• [Your goal]: Wherever the string "structure" turns up in the data, copy the whole line.

Data records for software interfaces:
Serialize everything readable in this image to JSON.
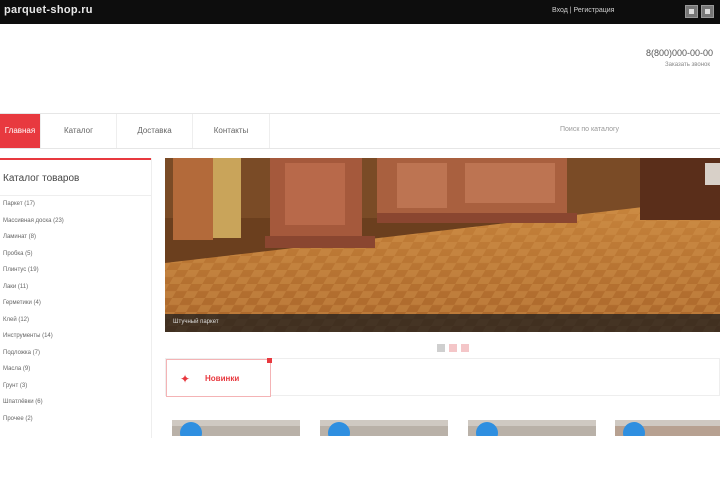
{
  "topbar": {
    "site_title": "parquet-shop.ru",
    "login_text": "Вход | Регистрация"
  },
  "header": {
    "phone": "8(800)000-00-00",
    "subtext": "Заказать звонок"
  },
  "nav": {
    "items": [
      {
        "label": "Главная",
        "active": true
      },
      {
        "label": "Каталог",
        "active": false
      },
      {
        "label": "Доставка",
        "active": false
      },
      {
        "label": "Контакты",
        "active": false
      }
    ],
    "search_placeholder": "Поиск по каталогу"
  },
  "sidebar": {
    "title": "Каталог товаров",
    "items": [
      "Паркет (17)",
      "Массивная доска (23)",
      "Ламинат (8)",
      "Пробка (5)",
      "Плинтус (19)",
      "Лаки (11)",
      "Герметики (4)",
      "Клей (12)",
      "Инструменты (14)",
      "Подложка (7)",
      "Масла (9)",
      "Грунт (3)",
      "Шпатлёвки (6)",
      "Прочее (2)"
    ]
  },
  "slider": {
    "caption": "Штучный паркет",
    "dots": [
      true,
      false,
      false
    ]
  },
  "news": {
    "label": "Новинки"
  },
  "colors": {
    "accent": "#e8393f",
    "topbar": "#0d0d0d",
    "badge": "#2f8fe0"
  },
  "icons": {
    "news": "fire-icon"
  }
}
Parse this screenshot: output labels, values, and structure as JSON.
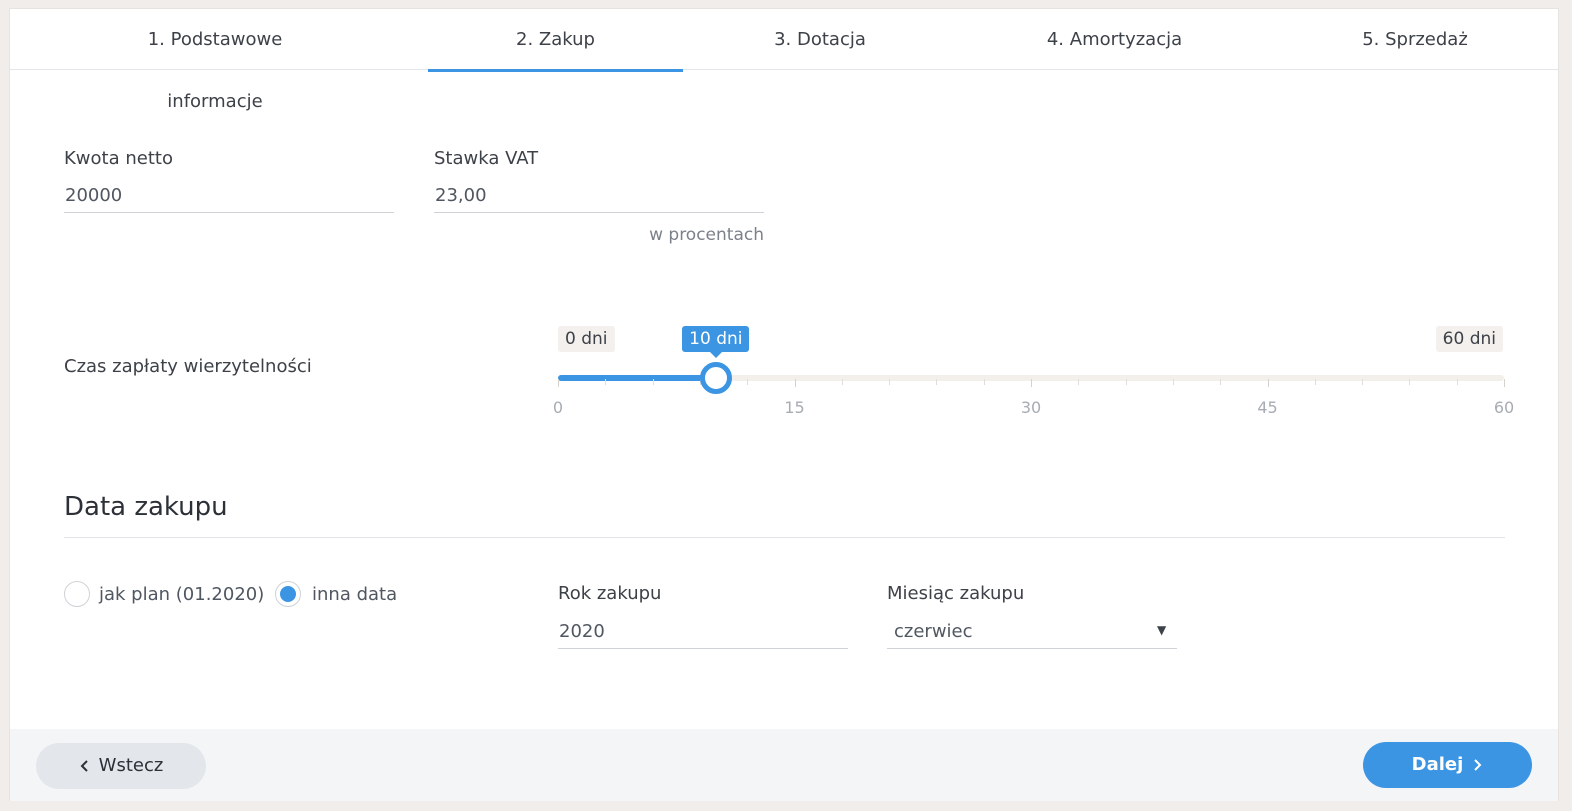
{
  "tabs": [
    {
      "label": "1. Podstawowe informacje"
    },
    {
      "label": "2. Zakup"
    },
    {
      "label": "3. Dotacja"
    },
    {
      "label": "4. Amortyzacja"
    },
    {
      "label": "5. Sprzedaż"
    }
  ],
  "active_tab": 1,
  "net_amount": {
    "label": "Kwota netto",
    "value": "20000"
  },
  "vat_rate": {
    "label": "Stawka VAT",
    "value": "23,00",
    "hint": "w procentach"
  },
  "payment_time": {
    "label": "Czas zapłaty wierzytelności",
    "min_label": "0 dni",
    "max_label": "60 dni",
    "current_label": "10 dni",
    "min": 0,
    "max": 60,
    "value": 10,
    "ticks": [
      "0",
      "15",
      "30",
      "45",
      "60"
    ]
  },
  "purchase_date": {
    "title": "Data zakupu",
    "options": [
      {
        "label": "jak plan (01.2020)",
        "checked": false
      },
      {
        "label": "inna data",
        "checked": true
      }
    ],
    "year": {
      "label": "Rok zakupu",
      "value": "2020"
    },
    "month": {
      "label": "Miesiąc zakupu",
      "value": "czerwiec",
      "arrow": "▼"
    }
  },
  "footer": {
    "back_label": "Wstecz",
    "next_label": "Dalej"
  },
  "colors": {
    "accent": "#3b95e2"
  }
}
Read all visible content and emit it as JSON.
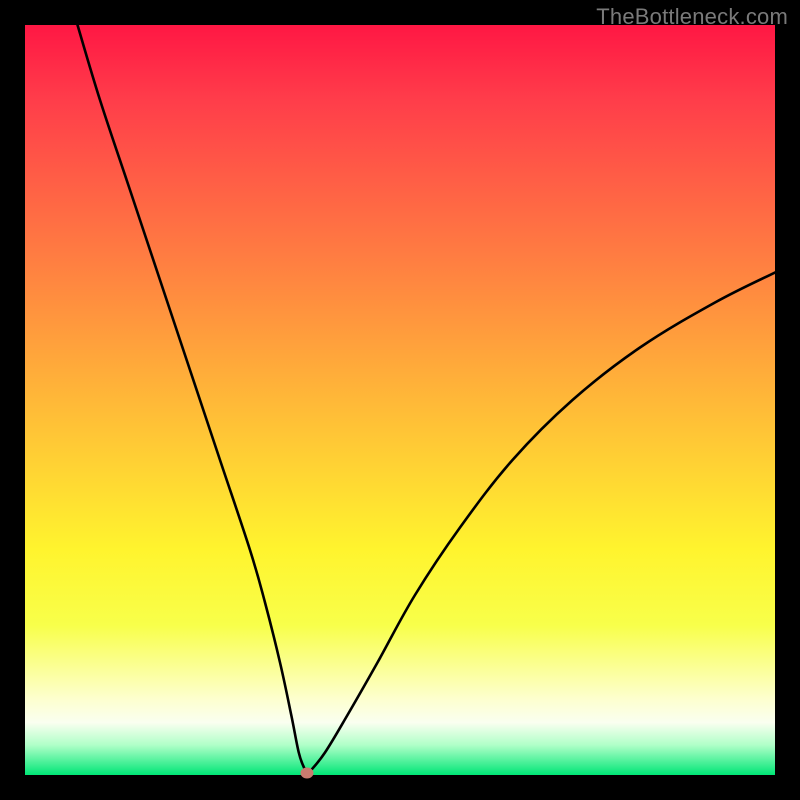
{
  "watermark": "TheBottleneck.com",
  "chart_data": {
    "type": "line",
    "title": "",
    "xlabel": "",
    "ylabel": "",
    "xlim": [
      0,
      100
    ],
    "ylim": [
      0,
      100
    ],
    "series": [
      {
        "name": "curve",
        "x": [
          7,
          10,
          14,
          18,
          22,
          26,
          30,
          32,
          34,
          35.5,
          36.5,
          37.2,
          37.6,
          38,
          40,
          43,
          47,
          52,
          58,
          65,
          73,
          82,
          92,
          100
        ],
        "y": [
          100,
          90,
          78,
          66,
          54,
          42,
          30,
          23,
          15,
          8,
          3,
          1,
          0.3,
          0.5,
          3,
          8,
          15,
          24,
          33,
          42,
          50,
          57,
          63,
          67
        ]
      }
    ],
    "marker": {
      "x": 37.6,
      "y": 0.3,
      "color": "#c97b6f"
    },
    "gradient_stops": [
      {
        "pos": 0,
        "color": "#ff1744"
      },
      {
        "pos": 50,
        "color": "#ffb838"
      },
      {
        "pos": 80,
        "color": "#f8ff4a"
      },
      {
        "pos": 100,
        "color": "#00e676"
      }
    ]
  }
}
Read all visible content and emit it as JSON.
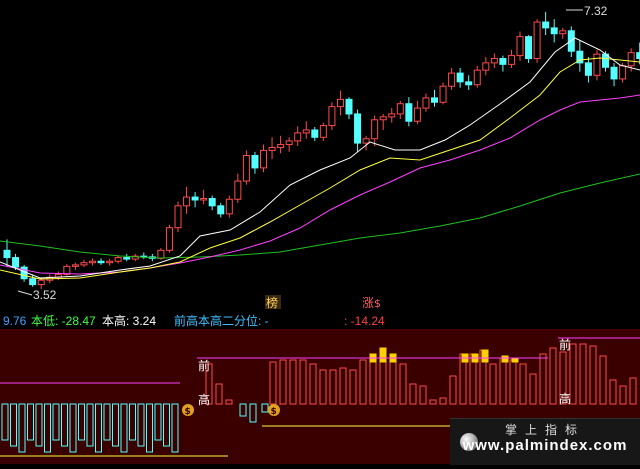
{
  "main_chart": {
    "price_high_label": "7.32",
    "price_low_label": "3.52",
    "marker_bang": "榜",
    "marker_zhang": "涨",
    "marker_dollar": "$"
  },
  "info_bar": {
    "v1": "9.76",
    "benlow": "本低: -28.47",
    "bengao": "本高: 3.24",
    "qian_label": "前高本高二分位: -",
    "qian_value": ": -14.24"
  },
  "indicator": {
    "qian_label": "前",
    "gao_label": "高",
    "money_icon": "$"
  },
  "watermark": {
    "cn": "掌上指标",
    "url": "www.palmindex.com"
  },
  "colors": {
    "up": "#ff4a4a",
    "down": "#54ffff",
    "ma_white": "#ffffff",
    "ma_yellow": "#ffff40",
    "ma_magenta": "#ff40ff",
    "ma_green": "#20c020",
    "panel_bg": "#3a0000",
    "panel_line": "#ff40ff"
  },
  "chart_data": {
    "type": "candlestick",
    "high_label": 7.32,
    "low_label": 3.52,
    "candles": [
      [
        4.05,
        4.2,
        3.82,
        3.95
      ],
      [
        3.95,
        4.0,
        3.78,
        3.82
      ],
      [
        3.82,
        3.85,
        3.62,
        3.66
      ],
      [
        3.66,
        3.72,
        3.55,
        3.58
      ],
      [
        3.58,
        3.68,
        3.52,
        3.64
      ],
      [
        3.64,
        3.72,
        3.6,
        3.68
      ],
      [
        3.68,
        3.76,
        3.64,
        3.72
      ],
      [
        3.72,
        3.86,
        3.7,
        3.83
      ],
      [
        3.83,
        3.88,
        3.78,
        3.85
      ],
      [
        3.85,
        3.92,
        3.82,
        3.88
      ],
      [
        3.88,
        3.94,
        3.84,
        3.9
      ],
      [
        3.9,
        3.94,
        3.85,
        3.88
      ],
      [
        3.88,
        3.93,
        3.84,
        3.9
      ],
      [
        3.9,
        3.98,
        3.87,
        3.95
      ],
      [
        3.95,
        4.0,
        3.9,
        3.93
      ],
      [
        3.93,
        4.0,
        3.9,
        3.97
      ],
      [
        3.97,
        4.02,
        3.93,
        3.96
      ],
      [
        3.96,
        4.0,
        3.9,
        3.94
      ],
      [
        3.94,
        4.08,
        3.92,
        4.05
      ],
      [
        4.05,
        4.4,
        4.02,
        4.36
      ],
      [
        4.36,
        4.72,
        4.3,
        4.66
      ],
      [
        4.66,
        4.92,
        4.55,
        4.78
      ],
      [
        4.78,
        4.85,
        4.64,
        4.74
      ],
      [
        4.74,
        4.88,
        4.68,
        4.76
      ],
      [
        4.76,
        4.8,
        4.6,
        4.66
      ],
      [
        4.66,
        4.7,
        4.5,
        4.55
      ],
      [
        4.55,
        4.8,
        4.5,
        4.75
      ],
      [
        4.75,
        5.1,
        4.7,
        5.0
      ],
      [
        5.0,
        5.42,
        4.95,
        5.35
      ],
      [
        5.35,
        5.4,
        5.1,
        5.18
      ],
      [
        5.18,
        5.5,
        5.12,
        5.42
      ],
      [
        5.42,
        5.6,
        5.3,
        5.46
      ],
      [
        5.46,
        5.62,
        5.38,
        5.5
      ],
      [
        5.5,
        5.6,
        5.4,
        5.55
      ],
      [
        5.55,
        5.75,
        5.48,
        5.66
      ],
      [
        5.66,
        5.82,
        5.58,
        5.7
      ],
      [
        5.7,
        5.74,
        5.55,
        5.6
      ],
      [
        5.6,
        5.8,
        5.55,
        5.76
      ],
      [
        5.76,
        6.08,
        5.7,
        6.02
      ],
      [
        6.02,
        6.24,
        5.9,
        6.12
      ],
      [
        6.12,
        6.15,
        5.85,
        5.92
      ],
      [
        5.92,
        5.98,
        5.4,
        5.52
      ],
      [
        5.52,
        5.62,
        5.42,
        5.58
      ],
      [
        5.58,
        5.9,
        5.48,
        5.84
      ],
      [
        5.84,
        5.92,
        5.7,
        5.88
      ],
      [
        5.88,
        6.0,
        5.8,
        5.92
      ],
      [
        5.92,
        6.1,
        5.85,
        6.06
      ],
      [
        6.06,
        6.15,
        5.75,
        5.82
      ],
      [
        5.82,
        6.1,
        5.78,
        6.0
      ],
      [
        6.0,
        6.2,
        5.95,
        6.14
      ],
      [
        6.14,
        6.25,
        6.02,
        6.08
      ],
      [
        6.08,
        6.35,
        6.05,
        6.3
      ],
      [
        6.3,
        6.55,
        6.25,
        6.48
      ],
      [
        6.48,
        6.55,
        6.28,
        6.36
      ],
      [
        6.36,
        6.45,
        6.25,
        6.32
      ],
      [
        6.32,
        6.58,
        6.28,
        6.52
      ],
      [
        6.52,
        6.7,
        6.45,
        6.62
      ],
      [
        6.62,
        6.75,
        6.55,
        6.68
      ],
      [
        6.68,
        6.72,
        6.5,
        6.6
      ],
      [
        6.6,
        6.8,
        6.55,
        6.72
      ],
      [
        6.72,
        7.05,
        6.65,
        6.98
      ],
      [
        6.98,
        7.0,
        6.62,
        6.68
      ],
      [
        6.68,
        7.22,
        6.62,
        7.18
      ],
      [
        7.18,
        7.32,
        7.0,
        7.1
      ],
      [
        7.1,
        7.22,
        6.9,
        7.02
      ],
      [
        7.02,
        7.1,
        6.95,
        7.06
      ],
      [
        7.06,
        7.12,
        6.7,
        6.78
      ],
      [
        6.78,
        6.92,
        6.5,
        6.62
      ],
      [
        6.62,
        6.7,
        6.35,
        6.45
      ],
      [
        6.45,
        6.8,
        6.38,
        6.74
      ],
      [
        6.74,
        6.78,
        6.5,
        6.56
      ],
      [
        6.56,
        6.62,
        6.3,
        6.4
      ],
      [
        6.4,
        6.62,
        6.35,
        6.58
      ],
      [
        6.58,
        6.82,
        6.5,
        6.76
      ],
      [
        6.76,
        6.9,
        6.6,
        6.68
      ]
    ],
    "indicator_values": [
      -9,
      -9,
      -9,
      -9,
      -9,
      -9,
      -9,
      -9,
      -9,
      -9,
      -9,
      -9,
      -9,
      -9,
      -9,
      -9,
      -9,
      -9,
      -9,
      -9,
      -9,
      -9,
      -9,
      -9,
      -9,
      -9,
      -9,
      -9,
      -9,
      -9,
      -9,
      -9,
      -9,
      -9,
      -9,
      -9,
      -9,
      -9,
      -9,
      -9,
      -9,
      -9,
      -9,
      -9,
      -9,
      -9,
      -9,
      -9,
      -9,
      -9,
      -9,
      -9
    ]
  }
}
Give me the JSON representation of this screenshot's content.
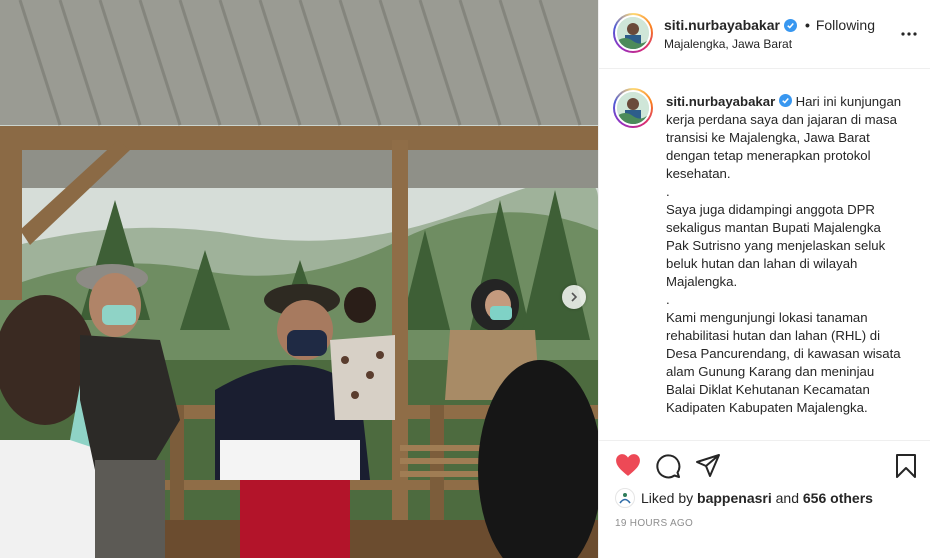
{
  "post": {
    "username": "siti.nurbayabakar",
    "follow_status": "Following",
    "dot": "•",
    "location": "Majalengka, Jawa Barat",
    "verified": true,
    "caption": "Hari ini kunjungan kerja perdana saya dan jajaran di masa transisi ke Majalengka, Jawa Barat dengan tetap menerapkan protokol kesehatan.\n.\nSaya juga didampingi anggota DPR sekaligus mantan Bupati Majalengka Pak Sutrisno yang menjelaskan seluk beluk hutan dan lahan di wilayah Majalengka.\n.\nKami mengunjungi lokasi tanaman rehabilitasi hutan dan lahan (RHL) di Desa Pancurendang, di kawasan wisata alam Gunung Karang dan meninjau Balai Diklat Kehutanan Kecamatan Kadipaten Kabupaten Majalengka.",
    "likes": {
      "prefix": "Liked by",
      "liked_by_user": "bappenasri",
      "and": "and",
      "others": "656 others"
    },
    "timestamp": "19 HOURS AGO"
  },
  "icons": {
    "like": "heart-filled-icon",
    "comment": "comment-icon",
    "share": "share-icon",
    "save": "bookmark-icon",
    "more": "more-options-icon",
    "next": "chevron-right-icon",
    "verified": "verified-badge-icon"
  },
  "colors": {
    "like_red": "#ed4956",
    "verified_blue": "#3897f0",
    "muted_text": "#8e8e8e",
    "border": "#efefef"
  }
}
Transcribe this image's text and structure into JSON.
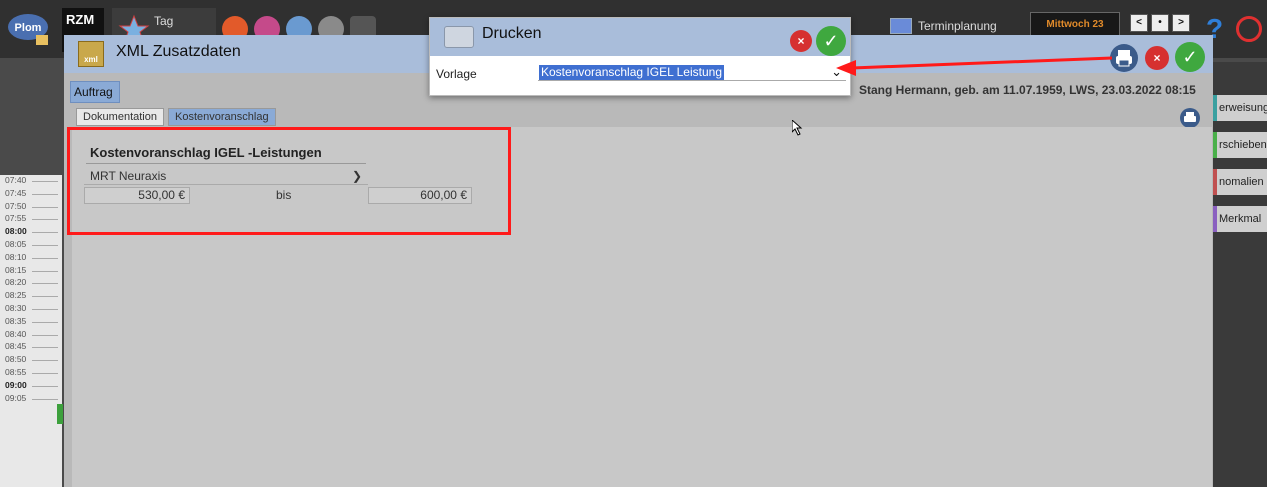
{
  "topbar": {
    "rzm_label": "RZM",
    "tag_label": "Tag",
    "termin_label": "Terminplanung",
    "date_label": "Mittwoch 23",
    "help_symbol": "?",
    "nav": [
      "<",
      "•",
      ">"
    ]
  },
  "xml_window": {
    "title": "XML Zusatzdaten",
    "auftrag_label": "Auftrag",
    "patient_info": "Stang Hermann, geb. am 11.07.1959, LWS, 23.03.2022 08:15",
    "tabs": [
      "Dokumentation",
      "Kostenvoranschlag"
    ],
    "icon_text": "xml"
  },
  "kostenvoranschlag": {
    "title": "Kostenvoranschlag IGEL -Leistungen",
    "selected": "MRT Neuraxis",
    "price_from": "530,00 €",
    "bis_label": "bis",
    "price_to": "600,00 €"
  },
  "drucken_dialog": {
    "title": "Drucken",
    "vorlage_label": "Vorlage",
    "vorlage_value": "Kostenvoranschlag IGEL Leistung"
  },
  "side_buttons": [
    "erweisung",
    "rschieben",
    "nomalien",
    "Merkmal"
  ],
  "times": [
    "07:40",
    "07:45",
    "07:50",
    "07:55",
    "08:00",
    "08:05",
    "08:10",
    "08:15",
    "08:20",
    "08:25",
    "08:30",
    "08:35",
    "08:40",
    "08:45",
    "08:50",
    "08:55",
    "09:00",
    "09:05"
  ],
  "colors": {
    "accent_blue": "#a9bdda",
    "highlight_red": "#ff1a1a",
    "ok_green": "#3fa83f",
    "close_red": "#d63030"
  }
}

• [Reply]:
Parse this screenshot: output labels, values, and structure as JSON.
Transcribe this image's text and structure into JSON.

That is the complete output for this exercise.